Layton Construction is a general contractor with 10 offices nationwide that self-performs its concrete work. Its Orlando, Florida, office tackled the problem by creating a dry "bathtub" for crews to work in. The contractor determined the most economical way to form the workspace, which is 22 feet below street level, would be a combination of steel sheet piles and a 40,000-square-foot unreinforced tremie-placed slab.
Placement via tremie is used when other methods aren't possible; jobsite staging space is too small or, as the case here, submerged in water. Self-consolidating concrete was pumped through vertical or near-vertical steel pipes into the form. As the form filled, the concrete surrounded the pipe's delivery end, which kept water from getting into the pipe as it was raised for each successive lift. This method enables concrete contractors to place large volumes at deep locations in a short amount of time with the added advantage of eliminating air pockets.
The slab consumed about 6,000 cubic yards of concrete. Police had to redirect traffic because ready-mix trucks were at the site pumping concrete into two tremie pipes for almost two consecutive days. Divers were employed to place concrete at the bottom of the excavation and, once the slab cured, pump out the water and mud from the concrete and steel sheet-pile bathtub.

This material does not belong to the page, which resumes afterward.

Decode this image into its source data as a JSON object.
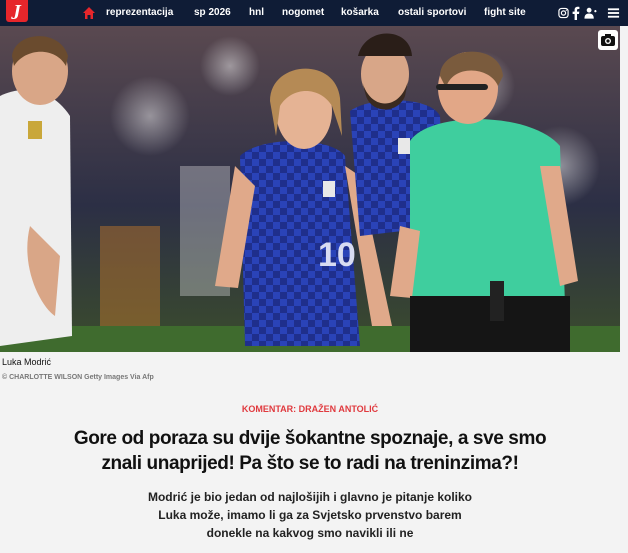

Once the water was cleared out and the bathtub was dry, work could commence on the rest of the building.